··· RECORDS FOR THIS TASK
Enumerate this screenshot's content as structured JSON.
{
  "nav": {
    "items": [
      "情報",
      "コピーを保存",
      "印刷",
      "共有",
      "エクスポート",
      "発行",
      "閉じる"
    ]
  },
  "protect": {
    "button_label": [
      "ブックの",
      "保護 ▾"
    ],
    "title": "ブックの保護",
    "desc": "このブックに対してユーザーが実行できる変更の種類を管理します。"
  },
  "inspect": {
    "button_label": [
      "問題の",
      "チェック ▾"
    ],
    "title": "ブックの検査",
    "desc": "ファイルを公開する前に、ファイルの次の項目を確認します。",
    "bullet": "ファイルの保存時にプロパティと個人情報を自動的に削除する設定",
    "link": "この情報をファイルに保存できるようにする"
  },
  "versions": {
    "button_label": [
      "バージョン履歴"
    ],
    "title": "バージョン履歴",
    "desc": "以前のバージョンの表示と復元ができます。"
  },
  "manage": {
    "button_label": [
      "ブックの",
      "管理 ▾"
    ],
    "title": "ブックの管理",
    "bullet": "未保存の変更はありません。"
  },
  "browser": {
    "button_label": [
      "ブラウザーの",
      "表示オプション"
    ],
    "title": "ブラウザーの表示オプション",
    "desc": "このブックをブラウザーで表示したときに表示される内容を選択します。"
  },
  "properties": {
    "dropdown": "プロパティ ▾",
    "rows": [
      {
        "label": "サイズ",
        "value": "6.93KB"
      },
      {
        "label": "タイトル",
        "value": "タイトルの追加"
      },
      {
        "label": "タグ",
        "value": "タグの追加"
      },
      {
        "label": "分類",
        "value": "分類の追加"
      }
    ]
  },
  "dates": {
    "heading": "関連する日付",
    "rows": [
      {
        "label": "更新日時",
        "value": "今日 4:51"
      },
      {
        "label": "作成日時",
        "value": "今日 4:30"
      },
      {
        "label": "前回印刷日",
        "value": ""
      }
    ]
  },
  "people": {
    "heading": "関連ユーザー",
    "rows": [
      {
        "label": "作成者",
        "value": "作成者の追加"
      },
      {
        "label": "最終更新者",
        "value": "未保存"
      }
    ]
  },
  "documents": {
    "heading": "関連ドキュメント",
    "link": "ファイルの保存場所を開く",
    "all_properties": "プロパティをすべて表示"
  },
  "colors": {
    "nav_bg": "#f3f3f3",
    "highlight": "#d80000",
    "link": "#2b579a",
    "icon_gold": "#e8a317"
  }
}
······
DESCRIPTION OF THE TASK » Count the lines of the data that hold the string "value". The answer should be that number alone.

EXERCISE OUTPUT » 9